§ Supplied information
____
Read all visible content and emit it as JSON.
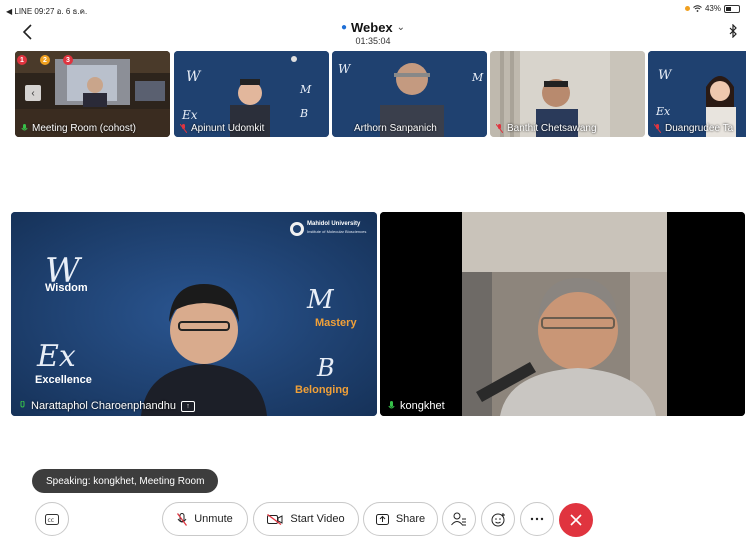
{
  "status": {
    "left": "◀ LINE  09:27  อ. 6 ธ.ค.",
    "battery": "43%",
    "battery_level": 0.43
  },
  "header": {
    "app_title": "Webex",
    "timer": "01:35:04"
  },
  "participants": [
    {
      "name": "Meeting Room (cohost)",
      "mic": "on"
    },
    {
      "name": "Apinunt Udomkit",
      "mic": "muted"
    },
    {
      "name": "Arthorn Sanpanich",
      "mic": "on"
    },
    {
      "name": "Banthit Chetsawang",
      "mic": "muted"
    },
    {
      "name": "Duangrudee Ta",
      "mic": "muted"
    }
  ],
  "thumb_badges": [
    "1",
    "2",
    "3"
  ],
  "main_videos": [
    {
      "name": "Narattaphol Charoenphandhu",
      "sharing": true
    },
    {
      "name": "kongkhet",
      "mic": "on"
    }
  ],
  "backdrop": {
    "university": "Mahidol University",
    "faculty": "Institute of Molecular Biosciences",
    "wisdom": "Wisdom",
    "mastery": "Mastery",
    "excellence": "Excellence",
    "belonging": "Belonging"
  },
  "speaking": "Speaking: kongkhet, Meeting Room",
  "controls": {
    "unmute": "Unmute",
    "start_video": "Start Video",
    "share": "Share"
  },
  "colors": {
    "end_call": "#e0343f",
    "accent": "#1f6fd6",
    "muted": "#e0343f",
    "active_mic": "#37c24a"
  }
}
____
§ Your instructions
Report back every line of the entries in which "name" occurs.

§ Answer for this exercise
      "name": "Meeting Room (cohost)",
      "name": "Apinunt Udomkit",
      "name": "Arthorn Sanpanich",
      "name": "Banthit Chetsawang",
      "name": "Duangrudee Ta",
      "name": "Narattaphol Charoenphandhu",
      "name": "kongkhet",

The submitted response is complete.